The Swiss print market is in turmoil: German news magazine Der Spiegel launches a new regional supplement in Switzerland, German publishing giant Springer buys Swiss TV guides, and a freebie has the largest circulation in the country.
There is something odd happening in the state of Switzerland. Only a few days ago, German news magazine Der Spiegel launched its first regional supplement, a 50-page review of Switzerland – an example for yet another German media giant reaching out to its neighbour’s small, but obviously lucrative print market. The time for this couldn’t have been better chosen, now that two of Spiegel’s direct Swiss competitors, news magazine Facts and weekly business paper Cash, have just ceased operation.
Upon careful analysis, there are two driving forces behind all this. On the one hand, Switzerland’s print media are undergoing an overdue process of concentration that gives foreign competitors the chance to make a bargain here and there. (Just keep in mind that while the city of Berlin, with its 3.4 million inhabitants, seems to consider its nine daily newspapers already as the ultimate in journalistic choice, the 4.8 million people living in German-speaking Switzerland still can choose among dozens of daily print titles.)

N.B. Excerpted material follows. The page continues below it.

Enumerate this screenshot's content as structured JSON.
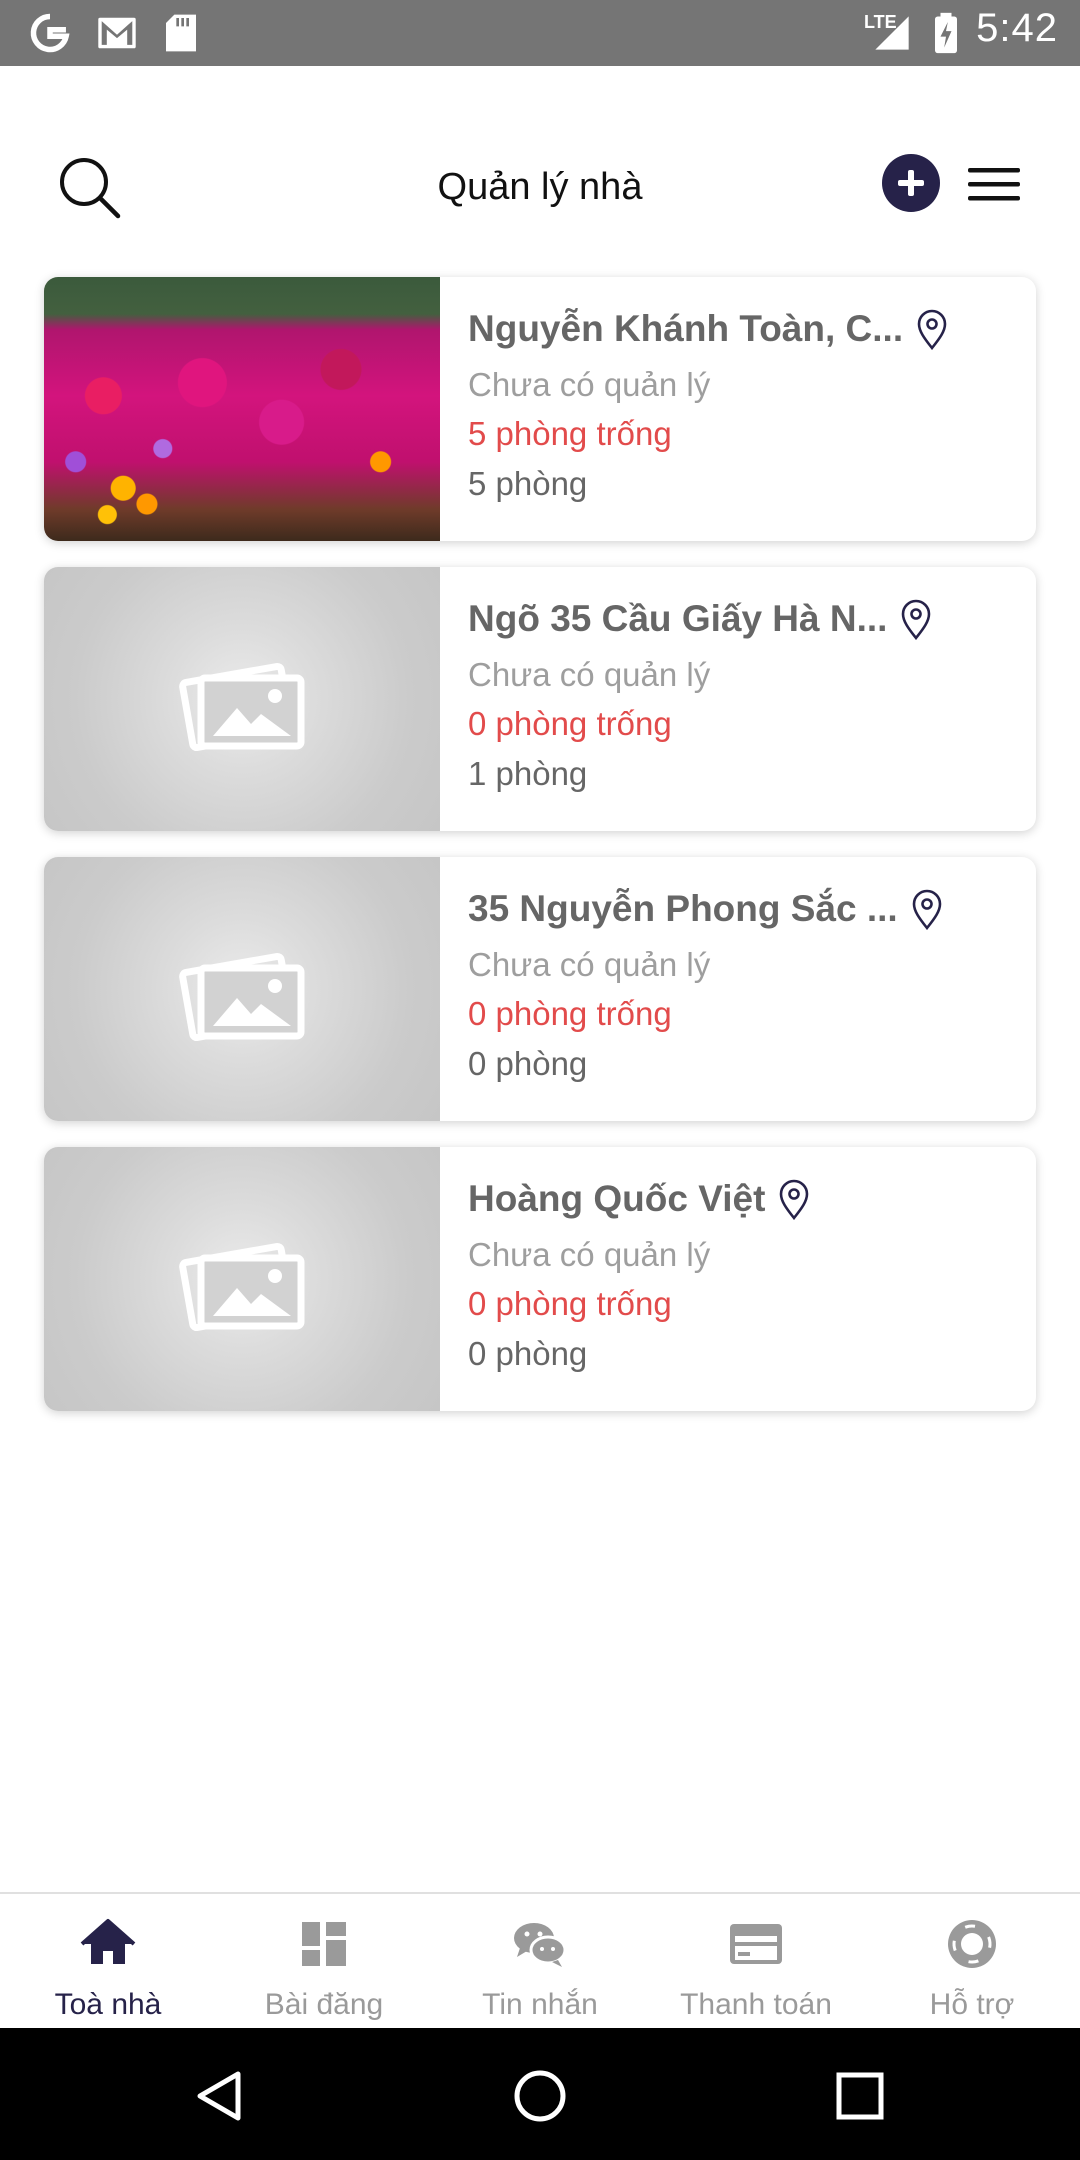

On the other hand, consumers seem to be increasingly less inclined to pay for their journalistic content. That is why the fiercely competitive segment of high-quality print products is currently witnessing such a struggle for survival. Cash and Facts are the first victims of this, but other quality titles, and countless regional papers, have already been hit hard by a truly dramatic decrease in circulation, losing their readers to the Internet, and probably forever.
Very much in contrast to this, free paper 20 Minuten has seen a truly meteoric rise, having become the title with the largest circulation in Switzerland, currently standing at 550,000, an all-time high reached only a few days ago. And because this very special segment of the print market is promising handsome profits indeed – in German-speaking Switzerland alone, advertising income reaches 120 million Swiss franks – others are jumping on the bandwagon, such as mid-day freebie heute and free business paper Cashdaily – which are already battling it out between them in Zurich and environs. Sacha Wigdorovits, former project manager of 20 Minuten who today works as a PR consultant, is preparing the launch of yet another free paper: .ch – a title with a planned circulation of a few hundred thousands, 70% of which are intended to reach their readers through direct home delivery. Whether this actually is going to happen remains to be seen, however, because so far, the success of the freebies has been mostly based on their “just in time” delivery – i.e. on the fact that they are available just when and where they come in most handy: at the stations and in the trains and buses, where people’s need to kill a few minutes is greatest.
At present, Tamedia is working on another free paper to complement its 20 Minuten. But even though advertisers obviously seem attracted to the format, it is still rather questionable whether the Swiss market could sustain two or even three additional titles. Kurt W. Zimmermann, columnist and former manager at Tamedia, compares the situation to boxing: “While the contender is certainly in a less favourable position, the current title holder has all the advantages.” Moreover, with this glut of free print titles the large publishing houses run the real risk of cannibalising their own quality products.
But why is it that so many people seem to be quite happy with these inferior brands of journalism? Mainly, because of the fact that the market for print products functions, at least partly, like a “market for lemons”. This is how US economist George A. Akerlof describes markets whose participants have only little information about the actual quality of the goods on offer – effectively removing quality from the set of competitive factors. On such markets, products tend towards inferior quality exactly because of this lack of information. As soon as the buyers realise this, however, their willingness to pay for such goods is greatly diminished – in the context of freebies meaning that they are less and less inclined to “invest” their reading time in the product. An effect that doesn’t go unnoticed by the sellers, of course, who have even less of an incentive to put higher-quality products on such a market, and so on. A downward spiral ensues which leaves buyers with only inferior products to choose from – the “lemons”.
What is surprising, at first glance at least, is the fact that it is Switzerland, of all places, which is acting as a kind of pioneer in the field of free papers – quite in contrast to the country’s tradition of solid, high-quality journalism. On closer inspection, however, the reason for this becomes clear: while in Germany the big publishing houses joined forces to nip the trend towards free papers in the bud, Tamedia, the most aggressive player in German-speaking Switzerland, has conquered the segment early on, strengthening its position ever since.
For the moment, therefore, it looks as if the small country of Switzerland will continue to serve as a laboratory for the media industry; one likely to be observed very carefully from abroad. The next trend, media expert Zimmermann is convinced, could be the launch of free Sunday papers – another segment that promises handsome profits. Two of those have been around in Switzerland for quite some time now, Il Mattino and Il Caffé. But since they are published in Southern Switzerland in Italian, so far they have been mostly overlooked by the media strategist in the German-speaking north.